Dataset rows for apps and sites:
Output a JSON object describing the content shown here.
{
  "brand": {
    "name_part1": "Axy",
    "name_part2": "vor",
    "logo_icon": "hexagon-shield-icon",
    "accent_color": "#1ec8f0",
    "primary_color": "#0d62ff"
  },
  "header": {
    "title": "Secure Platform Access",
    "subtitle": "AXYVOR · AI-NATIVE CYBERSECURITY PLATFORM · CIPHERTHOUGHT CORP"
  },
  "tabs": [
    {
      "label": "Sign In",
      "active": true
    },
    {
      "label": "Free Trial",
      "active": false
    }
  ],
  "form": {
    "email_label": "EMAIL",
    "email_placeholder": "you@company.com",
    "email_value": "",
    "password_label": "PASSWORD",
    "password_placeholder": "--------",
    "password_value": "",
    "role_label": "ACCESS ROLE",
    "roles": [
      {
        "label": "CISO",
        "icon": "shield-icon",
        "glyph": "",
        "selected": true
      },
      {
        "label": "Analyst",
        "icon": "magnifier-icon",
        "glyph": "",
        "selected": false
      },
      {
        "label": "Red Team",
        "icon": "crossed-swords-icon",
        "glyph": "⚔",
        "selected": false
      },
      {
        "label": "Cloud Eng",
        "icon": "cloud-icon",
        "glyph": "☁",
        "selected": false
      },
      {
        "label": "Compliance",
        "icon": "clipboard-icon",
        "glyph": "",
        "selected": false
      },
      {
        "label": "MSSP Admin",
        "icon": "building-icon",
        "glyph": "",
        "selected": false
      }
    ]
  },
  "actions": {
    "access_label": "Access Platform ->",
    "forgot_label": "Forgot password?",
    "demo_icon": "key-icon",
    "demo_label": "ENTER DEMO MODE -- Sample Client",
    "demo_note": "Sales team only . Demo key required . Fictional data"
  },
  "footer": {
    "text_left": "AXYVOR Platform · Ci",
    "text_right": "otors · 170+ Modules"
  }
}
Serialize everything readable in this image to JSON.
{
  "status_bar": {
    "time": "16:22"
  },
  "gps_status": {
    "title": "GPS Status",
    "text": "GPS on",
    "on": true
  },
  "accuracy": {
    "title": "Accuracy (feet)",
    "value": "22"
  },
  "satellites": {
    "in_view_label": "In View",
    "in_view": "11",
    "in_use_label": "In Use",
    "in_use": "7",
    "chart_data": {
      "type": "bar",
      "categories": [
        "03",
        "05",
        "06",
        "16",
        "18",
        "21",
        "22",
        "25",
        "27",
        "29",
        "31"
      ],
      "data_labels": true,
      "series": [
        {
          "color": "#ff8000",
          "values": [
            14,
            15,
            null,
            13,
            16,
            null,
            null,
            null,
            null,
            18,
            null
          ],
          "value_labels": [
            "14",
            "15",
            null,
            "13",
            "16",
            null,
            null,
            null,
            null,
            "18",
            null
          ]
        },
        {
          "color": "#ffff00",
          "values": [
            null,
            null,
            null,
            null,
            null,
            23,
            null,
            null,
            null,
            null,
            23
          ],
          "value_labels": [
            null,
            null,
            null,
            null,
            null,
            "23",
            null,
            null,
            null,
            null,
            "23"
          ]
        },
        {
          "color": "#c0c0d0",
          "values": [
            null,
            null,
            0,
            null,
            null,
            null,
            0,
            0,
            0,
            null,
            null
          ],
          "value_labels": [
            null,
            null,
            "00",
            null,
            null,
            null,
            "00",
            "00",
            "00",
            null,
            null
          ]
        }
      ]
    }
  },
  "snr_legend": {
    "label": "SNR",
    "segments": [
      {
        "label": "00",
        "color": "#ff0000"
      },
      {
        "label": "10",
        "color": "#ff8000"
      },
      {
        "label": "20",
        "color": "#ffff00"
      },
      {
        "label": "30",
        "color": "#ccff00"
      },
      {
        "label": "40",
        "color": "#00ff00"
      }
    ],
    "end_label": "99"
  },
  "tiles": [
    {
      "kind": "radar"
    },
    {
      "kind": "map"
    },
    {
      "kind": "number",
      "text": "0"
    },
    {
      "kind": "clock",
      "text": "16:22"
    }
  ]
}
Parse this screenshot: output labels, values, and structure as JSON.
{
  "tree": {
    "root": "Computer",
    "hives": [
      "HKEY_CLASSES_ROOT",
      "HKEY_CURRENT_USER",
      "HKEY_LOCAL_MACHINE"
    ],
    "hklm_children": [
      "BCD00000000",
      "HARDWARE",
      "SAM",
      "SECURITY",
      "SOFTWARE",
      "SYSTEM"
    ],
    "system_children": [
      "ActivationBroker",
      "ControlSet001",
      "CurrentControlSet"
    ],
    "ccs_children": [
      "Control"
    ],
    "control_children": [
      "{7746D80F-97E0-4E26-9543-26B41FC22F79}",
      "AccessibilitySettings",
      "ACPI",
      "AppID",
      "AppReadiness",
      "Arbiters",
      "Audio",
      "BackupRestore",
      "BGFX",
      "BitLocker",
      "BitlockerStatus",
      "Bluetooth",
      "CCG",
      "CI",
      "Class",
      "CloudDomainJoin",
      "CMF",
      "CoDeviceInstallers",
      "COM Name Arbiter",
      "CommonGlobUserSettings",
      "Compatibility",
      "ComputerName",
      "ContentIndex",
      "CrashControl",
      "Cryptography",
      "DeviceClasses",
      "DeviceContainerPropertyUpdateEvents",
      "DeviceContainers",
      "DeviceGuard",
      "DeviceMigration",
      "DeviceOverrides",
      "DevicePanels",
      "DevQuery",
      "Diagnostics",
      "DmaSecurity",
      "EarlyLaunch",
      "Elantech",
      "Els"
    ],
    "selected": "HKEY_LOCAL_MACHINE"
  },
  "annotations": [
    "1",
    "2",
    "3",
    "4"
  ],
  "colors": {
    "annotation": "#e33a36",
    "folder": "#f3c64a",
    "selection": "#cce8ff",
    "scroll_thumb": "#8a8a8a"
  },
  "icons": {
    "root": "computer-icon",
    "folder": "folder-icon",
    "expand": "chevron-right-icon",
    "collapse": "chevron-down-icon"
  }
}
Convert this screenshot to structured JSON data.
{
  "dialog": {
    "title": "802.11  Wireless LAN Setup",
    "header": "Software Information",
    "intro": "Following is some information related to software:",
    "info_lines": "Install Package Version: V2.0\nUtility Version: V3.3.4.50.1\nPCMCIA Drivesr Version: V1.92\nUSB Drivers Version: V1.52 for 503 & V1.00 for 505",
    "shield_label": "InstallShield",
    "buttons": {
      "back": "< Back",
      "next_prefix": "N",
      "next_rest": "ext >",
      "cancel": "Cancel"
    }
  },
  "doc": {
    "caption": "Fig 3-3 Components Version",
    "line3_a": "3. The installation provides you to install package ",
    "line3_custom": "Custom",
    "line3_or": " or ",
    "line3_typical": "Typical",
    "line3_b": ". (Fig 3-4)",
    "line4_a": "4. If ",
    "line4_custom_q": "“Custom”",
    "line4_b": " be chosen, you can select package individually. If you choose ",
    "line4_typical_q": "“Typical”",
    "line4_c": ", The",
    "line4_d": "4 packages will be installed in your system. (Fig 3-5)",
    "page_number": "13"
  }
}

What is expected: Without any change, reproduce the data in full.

Answer for the task:
Output a JSON object describing the content shown here.
{
  "brand": {
    "name_part1": "Axy",
    "name_part2": "vor",
    "logo_icon": "hexagon-shield-icon",
    "accent_color": "#1ec8f0",
    "primary_color": "#0d62ff"
  },
  "header": {
    "title": "Secure Platform Access",
    "subtitle": "AXYVOR · AI-NATIVE CYBERSECURITY PLATFORM · CIPHERTHOUGHT CORP"
  },
  "tabs": [
    {
      "label": "Sign In",
      "active": true
    },
    {
      "label": "Free Trial",
      "active": false
    }
  ],
  "form": {
    "email_label": "EMAIL",
    "email_placeholder": "you@company.com",
    "email_value": "",
    "password_label": "PASSWORD",
    "password_placeholder": "--------",
    "password_value": "",
    "role_label": "ACCESS ROLE",
    "roles": [
      {
        "label": "CISO",
        "icon": "shield-icon",
        "glyph": "",
        "selected": true
      },
      {
        "label": "Analyst",
        "icon": "magnifier-icon",
        "glyph": "",
        "selected": false
      },
      {
        "label": "Red Team",
        "icon": "crossed-swords-icon",
        "glyph": "⚔",
        "selected": false
      },
      {
        "label": "Cloud Eng",
        "icon": "cloud-icon",
        "glyph": "☁",
        "selected": false
      },
      {
        "label": "Compliance",
        "icon": "clipboard-icon",
        "glyph": "",
        "selected": false
      },
      {
        "label": "MSSP Admin",
        "icon": "building-icon",
        "glyph": "",
        "selected": false
      }
    ]
  },
  "actions": {
    "access_label": "Access Platform ->",
    "forgot_label": "Forgot password?",
    "demo_icon": "key-icon",
    "demo_label": "ENTER DEMO MODE -- Sample Client",
    "demo_note": "Sales team only . Demo key required . Fictional data"
  },
  "footer": {
    "text_left": "AXYVOR Platform · Ci",
    "text_right": "otors · 170+ Modules"
  }
}
Serialize everything readable in this image to JSON.
{
  "status_bar": {
    "time": "16:22"
  },
  "gps_status": {
    "title": "GPS Status",
    "text": "GPS on",
    "on": true
  },
  "accuracy": {
    "title": "Accuracy (feet)",
    "value": "22"
  },
  "satellites": {
    "in_view_label": "In View",
    "in_view": "11",
    "in_use_label": "In Use",
    "in_use": "7",
    "chart_data": {
      "type": "bar",
      "categories": [
        "03",
        "05",
        "06",
        "16",
        "18",
        "21",
        "22",
        "25",
        "27",
        "29",
        "31"
      ],
      "data_labels": true,
      "series": [
        {
          "color": "#ff8000",
          "values": [
            14,
            15,
            null,
            13,
            16,
            null,
            null,
            null,
            null,
            18,
            null
          ],
          "value_labels": [
            "14",
            "15",
            null,
            "13",
            "16",
            null,
            null,
            null,
            null,
            "18",
            null
          ]
        },
        {
          "color": "#ffff00",
          "values": [
            null,
            null,
            null,
            null,
            null,
            23,
            null,
            null,
            null,
            null,
            23
          ],
          "value_labels": [
            null,
            null,
            null,
            null,
            null,
            "23",
            null,
            null,
            null,
            null,
            "23"
          ]
        },
        {
          "color": "#c0c0d0",
          "values": [
            null,
            null,
            0,
            null,
            null,
            null,
            0,
            0,
            0,
            null,
            null
          ],
          "value_labels": [
            null,
            null,
            "00",
            null,
            null,
            null,
            "00",
            "00",
            "00",
            null,
            null
          ]
        }
      ]
    }
  },
  "snr_legend": {
    "label": "SNR",
    "segments": [
      {
        "label": "00",
        "color": "#ff0000"
      },
      {
        "label": "10",
        "color": "#ff8000"
      },
      {
        "label": "20",
        "color": "#ffff00"
      },
      {
        "label": "30",
        "color": "#ccff00"
      },
      {
        "label": "40",
        "color": "#00ff00"
      }
    ],
    "end_label": "99"
  },
  "tiles": [
    {
      "kind": "radar"
    },
    {
      "kind": "map"
    },
    {
      "kind": "number",
      "text": "0"
    },
    {
      "kind": "clock",
      "text": "16:22"
    }
  ]
}
Parse this screenshot: output labels, values, and structure as JSON.
{
  "tree": {
    "root": "Computer",
    "hives": [
      "HKEY_CLASSES_ROOT",
      "HKEY_CURRENT_USER",
      "HKEY_LOCAL_MACHINE"
    ],
    "hklm_children": [
      "BCD00000000",
      "HARDWARE",
      "SAM",
      "SECURITY",
      "SOFTWARE",
      "SYSTEM"
    ],
    "system_children": [
      "ActivationBroker",
      "ControlSet001",
      "CurrentControlSet"
    ],
    "ccs_children": [
      "Control"
    ],
    "control_children": [
      "{7746D80F-97E0-4E26-9543-26B41FC22F79}",
      "AccessibilitySettings",
      "ACPI",
      "AppID",
      "AppReadiness",
      "Arbiters",
      "Audio",
      "BackupRestore",
      "BGFX",
      "BitLocker",
      "BitlockerStatus",
      "Bluetooth",
      "CCG",
      "CI",
      "Class",
      "CloudDomainJoin",
      "CMF",
      "CoDeviceInstallers",
      "COM Name Arbiter",
      "CommonGlobUserSettings",
      "Compatibility",
      "ComputerName",
      "ContentIndex",
      "CrashControl",
      "Cryptography",
      "DeviceClasses",
      "DeviceContainerPropertyUpdateEvents",
      "DeviceContainers",
      "DeviceGuard",
      "DeviceMigration",
      "DeviceOverrides",
      "DevicePanels",
      "DevQuery",
      "Diagnostics",
      "DmaSecurity",
      "EarlyLaunch",
      "Elantech",
      "Els"
    ],
    "selected": "HKEY_LOCAL_MACHINE"
  },
  "annotations": [
    "1",
    "2",
    "3",
    "4"
  ],
  "colors": {
    "annotation": "#e33a36",
    "folder": "#f3c64a",
    "selection": "#cce8ff",
    "scroll_thumb": "#8a8a8a"
  },
  "icons": {
    "root": "computer-icon",
    "folder": "folder-icon",
    "expand": "chevron-right-icon",
    "collapse": "chevron-down-icon"
  }
}
Convert this screenshot to structured JSON data.
{
  "dialog": {
    "title": "802.11  Wireless LAN Setup",
    "header": "Software Information",
    "intro": "Following is some information related to software:",
    "info_lines": "Install Package Version: V2.0\nUtility Version: V3.3.4.50.1\nPCMCIA Drivesr Version: V1.92\nUSB Drivers Version: V1.52 for 503 & V1.00 for 505",
    "shield_label": "InstallShield",
    "buttons": {
      "back": "< Back",
      "next_prefix": "N",
      "next_rest": "ext >",
      "cancel": "Cancel"
    }
  },
  "doc": {
    "caption": "Fig 3-3 Components Version",
    "line3_a": "3. The installation provides you to install package ",
    "line3_custom": "Custom",
    "line3_or": " or ",
    "line3_typical": "Typical",
    "line3_b": ". (Fig 3-4)",
    "line4_a": "4. If ",
    "line4_custom_q": "“Custom”",
    "line4_b": " be chosen, you can select package individually. If you choose ",
    "line4_typical_q": "“Typical”",
    "line4_c": ", The",
    "line4_d": "4 packages will be installed in your system. (Fig 3-5)",
    "page_number": "13"
  }
}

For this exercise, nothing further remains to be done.